Reproduce every line of the data, exactly and without its pictures.

Page and application data records:
= = = =

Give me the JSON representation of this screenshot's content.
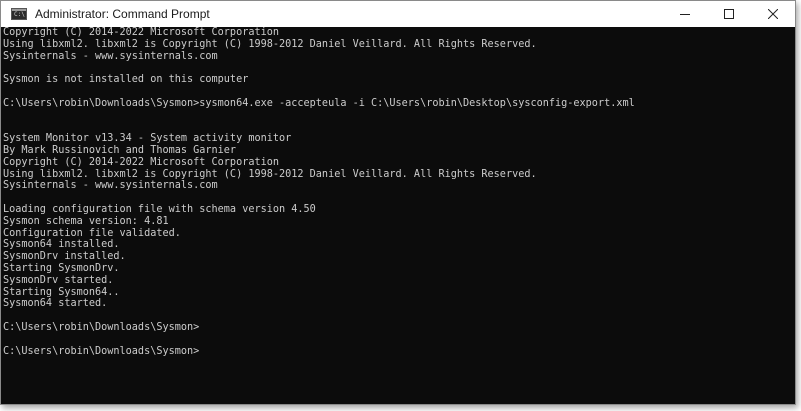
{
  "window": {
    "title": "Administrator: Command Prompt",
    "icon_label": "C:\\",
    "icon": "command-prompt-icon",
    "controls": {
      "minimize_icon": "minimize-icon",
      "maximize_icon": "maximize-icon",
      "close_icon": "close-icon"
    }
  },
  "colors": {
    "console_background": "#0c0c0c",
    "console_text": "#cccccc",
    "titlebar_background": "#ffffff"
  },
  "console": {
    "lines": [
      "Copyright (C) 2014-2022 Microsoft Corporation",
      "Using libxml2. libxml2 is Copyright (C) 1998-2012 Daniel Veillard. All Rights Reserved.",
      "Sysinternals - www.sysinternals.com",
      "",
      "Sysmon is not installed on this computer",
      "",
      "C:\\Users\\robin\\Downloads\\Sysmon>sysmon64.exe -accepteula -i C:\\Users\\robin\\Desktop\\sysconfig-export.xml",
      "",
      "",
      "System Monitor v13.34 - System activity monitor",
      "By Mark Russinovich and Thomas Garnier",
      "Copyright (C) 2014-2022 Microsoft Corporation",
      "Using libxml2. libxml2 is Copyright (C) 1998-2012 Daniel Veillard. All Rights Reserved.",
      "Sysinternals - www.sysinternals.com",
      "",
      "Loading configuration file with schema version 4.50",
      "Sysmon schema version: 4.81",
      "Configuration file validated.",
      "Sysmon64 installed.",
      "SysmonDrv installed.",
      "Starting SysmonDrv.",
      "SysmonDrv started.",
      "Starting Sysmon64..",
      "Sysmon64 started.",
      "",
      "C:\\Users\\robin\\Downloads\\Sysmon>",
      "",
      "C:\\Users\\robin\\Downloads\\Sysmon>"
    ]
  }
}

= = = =

Solution for this exercise:
Give me the JSON representation of this screenshot's content.
{
  "window": {
    "title": "Administrator: Command Prompt",
    "icon_label": "C:\\",
    "icon": "command-prompt-icon",
    "controls": {
      "minimize_icon": "minimize-icon",
      "maximize_icon": "maximize-icon",
      "close_icon": "close-icon"
    }
  },
  "colors": {
    "console_background": "#0c0c0c",
    "console_text": "#cccccc",
    "titlebar_background": "#ffffff"
  },
  "console": {
    "lines": [
      "Copyright (C) 2014-2022 Microsoft Corporation",
      "Using libxml2. libxml2 is Copyright (C) 1998-2012 Daniel Veillard. All Rights Reserved.",
      "Sysinternals - www.sysinternals.com",
      "",
      "Sysmon is not installed on this computer",
      "",
      "C:\\Users\\robin\\Downloads\\Sysmon>sysmon64.exe -accepteula -i C:\\Users\\robin\\Desktop\\sysconfig-export.xml",
      "",
      "",
      "System Monitor v13.34 - System activity monitor",
      "By Mark Russinovich and Thomas Garnier",
      "Copyright (C) 2014-2022 Microsoft Corporation",
      "Using libxml2. libxml2 is Copyright (C) 1998-2012 Daniel Veillard. All Rights Reserved.",
      "Sysinternals - www.sysinternals.com",
      "",
      "Loading configuration file with schema version 4.50",
      "Sysmon schema version: 4.81",
      "Configuration file validated.",
      "Sysmon64 installed.",
      "SysmonDrv installed.",
      "Starting SysmonDrv.",
      "SysmonDrv started.",
      "Starting Sysmon64..",
      "Sysmon64 started.",
      "",
      "C:\\Users\\robin\\Downloads\\Sysmon>",
      "",
      "C:\\Users\\robin\\Downloads\\Sysmon>"
    ]
  }
}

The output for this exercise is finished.